Part of this comes down to controls; either they are not in place or they are not enforced meaning that claims aren’t properly checked and incorrect payments are made. Part of it comes down to systems. Often the system isn’t user friendly enough or it actually encourages inaccurate reporting.
For some companies that pay very few staff expenses this won’t actually be material but for others it will form a large part of their expense lines and should be properly reported.
Putting in place effective controls and communicating to employees (and of course directors) about the importance of getting it right will certainly help here.
One of the most common errors in expenses reporting is that of categorisation. Quite simply things can and do get coded to the wrong General Ledger accounts. Now in many cases this doesn’t matter, after all, will the world stop revolving if one month you code phone lines to broadband expenses?
However, in other cases, it can be a material misstatement.
An example of this would be where a director or senior manager pays for capital equipment using their credit card and then claims it back using the expenses process. Often you find that this is the easiest way to make the payment or that it becomes a habit that the directors simply can’t break! But of course coding these to a catchall general ledger account of ‘staff expenses’ would be incorrect as the likelihood is that they will be balance sheet items.
This is why it is really important to make sure you have a system that allows (and is set up for) proper categorisation of expenses into types and that you can then review, amend and report on these.
5. Directors emoluments
There is a statutory requirement to disclose payments made to directors under FRS102 and for charities, payments made to directors and trustees are also required to be noted in line with SORPS FRSSE.
The overriding principle here is openness and transparency and these requirements were brought in to give stakeholders full sight of what those entrusted with running an organisation were being paid. In many cases, the only payments made to directors or trustees will be in the form of salary, bonus and pensions but we do have to be careful with expenses.
Often businesses will reimburse ‘expenses’ to the directors that aren’t really expenses at all.
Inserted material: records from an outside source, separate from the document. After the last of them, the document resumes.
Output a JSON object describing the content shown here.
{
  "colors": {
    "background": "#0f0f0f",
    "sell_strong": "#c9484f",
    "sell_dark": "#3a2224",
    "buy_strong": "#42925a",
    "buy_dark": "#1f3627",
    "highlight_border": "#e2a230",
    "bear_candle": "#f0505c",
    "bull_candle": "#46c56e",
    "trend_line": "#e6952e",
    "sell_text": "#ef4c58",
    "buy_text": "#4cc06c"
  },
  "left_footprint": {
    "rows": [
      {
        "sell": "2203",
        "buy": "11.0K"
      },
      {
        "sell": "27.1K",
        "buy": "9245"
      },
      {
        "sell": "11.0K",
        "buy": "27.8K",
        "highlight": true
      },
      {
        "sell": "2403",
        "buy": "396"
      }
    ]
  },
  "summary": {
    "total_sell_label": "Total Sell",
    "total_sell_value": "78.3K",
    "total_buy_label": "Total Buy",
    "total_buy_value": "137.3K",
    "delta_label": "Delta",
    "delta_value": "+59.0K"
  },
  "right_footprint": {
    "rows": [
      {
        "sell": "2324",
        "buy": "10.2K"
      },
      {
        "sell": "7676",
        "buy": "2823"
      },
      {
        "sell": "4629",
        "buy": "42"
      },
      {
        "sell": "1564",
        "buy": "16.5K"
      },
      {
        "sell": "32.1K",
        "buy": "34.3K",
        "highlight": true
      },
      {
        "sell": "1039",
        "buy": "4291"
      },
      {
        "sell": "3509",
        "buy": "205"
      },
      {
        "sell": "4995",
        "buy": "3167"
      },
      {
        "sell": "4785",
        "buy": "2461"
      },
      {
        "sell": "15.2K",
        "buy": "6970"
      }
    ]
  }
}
For example they may agree to put in a home phone line for the director and suggest that they claim back the rental costs in their expenses. In terms of the business this is a perfectly reasonable cost but from HMRCs point of view this is a Benefit in Kind (BIK) and should be taxed as such.
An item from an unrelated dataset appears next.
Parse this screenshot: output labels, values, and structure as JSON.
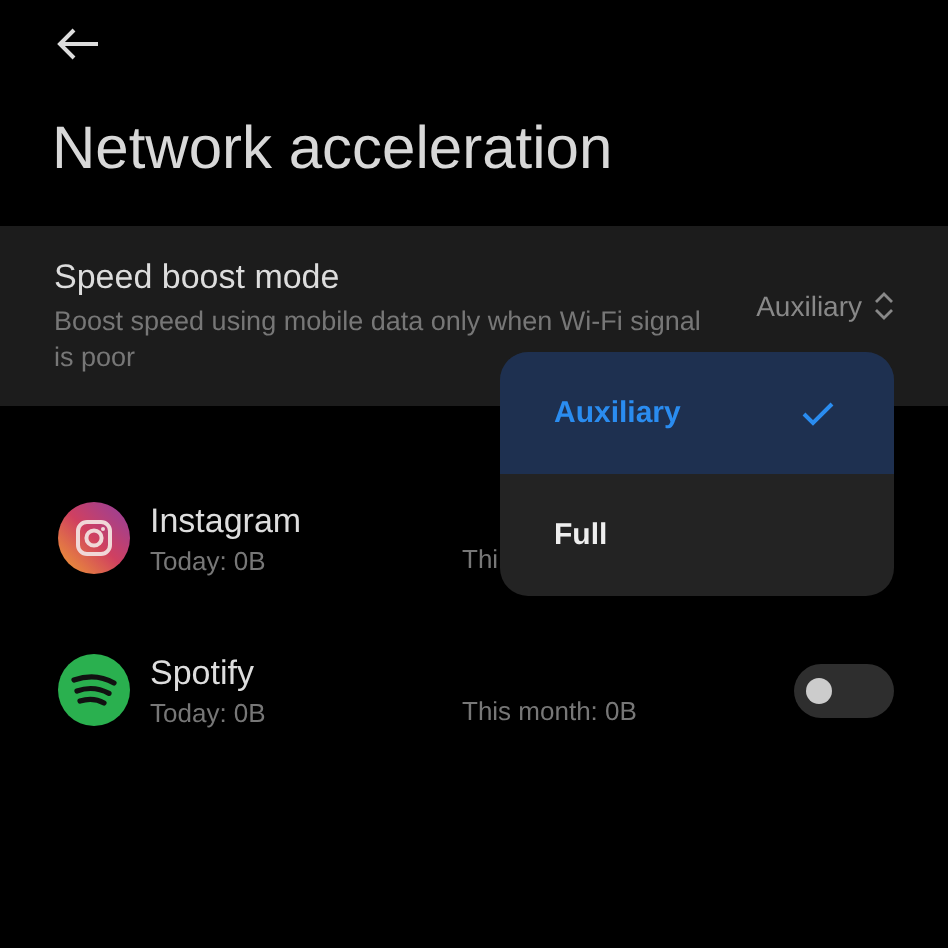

This means that when you are making up your directors emoluments notes for the annual accounts you do need to be aware of any payments that may have been agreed with the directors that are actually a form of disguised salary or BIK.
BIKs do need to be included in the directors emoluments or trustee payments notes. Of course you will also need to be including these on your P11d return at the end of the tax year and pay over any NICs and tax that results.
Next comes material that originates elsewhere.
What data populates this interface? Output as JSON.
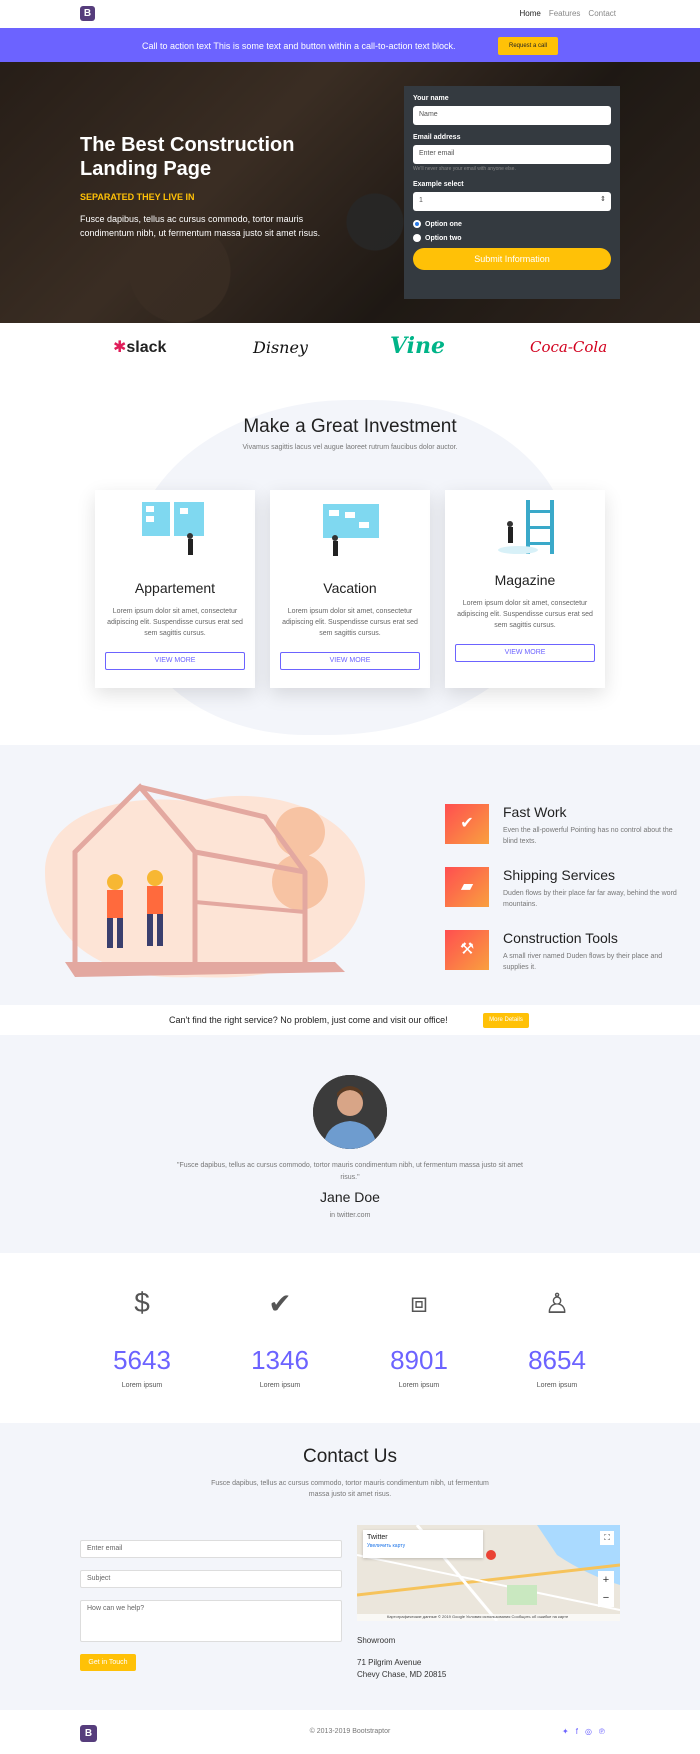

The best piece of advice here is to review any expenses submission by directors or trustees and mark up suspect items as you go along. It is much easier to do this when you are paying the claim rather than waiting to the end of the year and then sifting through 12 months of claims trying to work out what is what.
Why struggle with financial reporting of expenses?
In the majority of cases the problems we have identified can be addressed using three things; controls, communication and a great expenses system.
Every company should have good controls for staff expenses and it should go without saying that these should be practical when in use but should also be rigorously enforced. Communicating the need for these controls, and letting people know what they can and can’t claim for, how they should be paying for things and when there will be a tax implication is vital.
Finally, having a system that automatically enforces your controls and makes categorisation and reporting of expenses simple, efficient, and fast will make a huge difference to your end of year.